Work request: For the data below, please report each line where the word "badge" is found.

App and web page records

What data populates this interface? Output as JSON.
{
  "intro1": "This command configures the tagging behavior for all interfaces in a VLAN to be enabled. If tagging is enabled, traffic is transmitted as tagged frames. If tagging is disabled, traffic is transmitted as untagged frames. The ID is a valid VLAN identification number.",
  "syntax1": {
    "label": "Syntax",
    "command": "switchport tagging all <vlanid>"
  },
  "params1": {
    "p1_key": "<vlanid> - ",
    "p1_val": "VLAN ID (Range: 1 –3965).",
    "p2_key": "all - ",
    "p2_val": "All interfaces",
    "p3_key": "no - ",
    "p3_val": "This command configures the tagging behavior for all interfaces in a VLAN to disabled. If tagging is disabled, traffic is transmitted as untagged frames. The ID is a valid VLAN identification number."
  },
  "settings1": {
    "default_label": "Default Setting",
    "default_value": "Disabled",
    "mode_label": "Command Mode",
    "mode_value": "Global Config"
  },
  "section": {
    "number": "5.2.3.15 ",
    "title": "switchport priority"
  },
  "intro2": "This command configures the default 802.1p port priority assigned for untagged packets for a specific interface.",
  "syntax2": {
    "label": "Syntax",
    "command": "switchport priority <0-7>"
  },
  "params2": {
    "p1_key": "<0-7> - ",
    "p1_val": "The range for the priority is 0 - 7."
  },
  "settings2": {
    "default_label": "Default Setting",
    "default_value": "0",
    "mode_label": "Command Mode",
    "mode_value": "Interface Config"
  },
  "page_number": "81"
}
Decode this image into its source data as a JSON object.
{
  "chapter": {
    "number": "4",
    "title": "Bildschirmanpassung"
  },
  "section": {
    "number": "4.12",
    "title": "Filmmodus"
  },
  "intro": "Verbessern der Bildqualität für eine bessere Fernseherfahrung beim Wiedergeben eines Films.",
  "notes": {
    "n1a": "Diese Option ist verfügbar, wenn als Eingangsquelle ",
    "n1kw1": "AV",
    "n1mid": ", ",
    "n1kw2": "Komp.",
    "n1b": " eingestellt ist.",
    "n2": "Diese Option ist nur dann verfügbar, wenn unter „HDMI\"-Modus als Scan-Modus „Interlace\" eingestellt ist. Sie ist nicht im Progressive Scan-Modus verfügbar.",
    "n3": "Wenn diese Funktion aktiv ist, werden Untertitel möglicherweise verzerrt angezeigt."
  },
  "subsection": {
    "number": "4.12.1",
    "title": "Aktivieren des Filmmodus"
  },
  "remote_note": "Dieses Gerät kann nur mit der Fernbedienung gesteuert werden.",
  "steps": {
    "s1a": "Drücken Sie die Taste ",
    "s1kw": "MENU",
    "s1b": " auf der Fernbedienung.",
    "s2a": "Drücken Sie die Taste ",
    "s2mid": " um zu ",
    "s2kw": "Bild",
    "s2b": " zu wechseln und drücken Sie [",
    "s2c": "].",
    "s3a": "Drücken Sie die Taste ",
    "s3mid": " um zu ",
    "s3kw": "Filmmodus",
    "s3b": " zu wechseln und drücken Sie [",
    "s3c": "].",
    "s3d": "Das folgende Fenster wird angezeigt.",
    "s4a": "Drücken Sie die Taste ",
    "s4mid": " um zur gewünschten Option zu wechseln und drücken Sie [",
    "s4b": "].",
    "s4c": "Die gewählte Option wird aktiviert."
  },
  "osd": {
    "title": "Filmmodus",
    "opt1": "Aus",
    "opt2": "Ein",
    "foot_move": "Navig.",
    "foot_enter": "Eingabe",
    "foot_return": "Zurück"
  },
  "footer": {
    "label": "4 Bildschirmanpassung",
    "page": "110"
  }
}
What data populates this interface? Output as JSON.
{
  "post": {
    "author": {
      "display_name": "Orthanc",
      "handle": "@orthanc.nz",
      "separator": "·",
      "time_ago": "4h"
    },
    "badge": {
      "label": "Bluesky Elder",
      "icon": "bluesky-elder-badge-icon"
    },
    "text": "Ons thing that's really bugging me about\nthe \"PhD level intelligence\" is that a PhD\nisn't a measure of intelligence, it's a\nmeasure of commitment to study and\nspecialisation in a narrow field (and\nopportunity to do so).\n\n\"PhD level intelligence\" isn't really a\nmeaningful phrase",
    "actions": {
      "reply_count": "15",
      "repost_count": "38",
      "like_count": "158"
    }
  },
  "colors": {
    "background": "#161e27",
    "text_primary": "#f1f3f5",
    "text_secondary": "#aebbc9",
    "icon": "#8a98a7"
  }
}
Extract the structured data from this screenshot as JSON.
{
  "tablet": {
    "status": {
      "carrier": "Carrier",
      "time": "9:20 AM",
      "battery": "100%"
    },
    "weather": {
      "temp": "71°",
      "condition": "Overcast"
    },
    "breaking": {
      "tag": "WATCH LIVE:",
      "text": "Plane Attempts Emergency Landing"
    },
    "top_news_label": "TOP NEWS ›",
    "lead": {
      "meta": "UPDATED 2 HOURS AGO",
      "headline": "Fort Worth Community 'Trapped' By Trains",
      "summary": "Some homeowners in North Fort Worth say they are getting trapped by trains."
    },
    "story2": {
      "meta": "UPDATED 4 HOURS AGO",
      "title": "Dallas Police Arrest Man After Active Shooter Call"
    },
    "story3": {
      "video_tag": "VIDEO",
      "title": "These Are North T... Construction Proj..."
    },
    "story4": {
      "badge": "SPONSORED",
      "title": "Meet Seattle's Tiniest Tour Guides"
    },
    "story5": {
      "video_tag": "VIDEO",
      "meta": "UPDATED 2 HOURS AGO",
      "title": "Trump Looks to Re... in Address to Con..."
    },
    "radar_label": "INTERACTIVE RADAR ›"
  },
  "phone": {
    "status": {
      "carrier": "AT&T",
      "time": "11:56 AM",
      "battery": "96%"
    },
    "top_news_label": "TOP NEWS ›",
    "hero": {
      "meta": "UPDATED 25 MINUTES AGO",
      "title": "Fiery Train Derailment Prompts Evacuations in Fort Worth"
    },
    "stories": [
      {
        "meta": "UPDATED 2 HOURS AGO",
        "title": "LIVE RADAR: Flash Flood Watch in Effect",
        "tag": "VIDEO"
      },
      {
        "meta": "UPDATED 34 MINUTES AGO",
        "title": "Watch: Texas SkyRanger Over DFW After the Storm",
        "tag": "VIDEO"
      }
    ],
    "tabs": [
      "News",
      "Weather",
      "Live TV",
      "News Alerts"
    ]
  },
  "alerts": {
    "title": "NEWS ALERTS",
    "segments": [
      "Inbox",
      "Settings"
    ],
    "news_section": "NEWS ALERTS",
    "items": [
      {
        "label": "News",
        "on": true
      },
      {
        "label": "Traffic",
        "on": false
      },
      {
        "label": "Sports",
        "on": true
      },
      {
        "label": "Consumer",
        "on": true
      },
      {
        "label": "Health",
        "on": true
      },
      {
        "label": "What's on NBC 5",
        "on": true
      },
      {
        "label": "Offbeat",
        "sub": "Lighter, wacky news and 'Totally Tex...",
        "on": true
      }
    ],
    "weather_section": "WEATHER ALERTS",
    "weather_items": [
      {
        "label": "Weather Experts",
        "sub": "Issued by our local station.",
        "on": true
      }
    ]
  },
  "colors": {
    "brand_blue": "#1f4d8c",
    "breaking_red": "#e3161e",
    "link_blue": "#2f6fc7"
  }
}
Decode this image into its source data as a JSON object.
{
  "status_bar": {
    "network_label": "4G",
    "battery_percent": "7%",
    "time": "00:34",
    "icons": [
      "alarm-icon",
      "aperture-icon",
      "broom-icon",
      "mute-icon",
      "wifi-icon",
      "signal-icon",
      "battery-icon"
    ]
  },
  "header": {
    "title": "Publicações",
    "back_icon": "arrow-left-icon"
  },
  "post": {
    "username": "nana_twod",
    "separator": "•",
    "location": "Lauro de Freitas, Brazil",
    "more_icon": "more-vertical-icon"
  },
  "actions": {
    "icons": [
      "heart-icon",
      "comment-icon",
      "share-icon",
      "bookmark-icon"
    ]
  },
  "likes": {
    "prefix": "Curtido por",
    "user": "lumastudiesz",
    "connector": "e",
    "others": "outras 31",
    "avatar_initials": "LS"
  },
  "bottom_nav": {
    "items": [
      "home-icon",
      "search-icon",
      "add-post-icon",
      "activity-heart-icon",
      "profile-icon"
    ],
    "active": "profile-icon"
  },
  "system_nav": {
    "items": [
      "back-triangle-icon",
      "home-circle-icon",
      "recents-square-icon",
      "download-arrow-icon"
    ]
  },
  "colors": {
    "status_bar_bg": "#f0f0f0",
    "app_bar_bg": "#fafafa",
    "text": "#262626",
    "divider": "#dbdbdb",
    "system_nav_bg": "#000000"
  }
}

Answer to this task:
    "badge": {
      "icon": "bluesky-elder-badge-icon"
      "badge": "SPONSORED",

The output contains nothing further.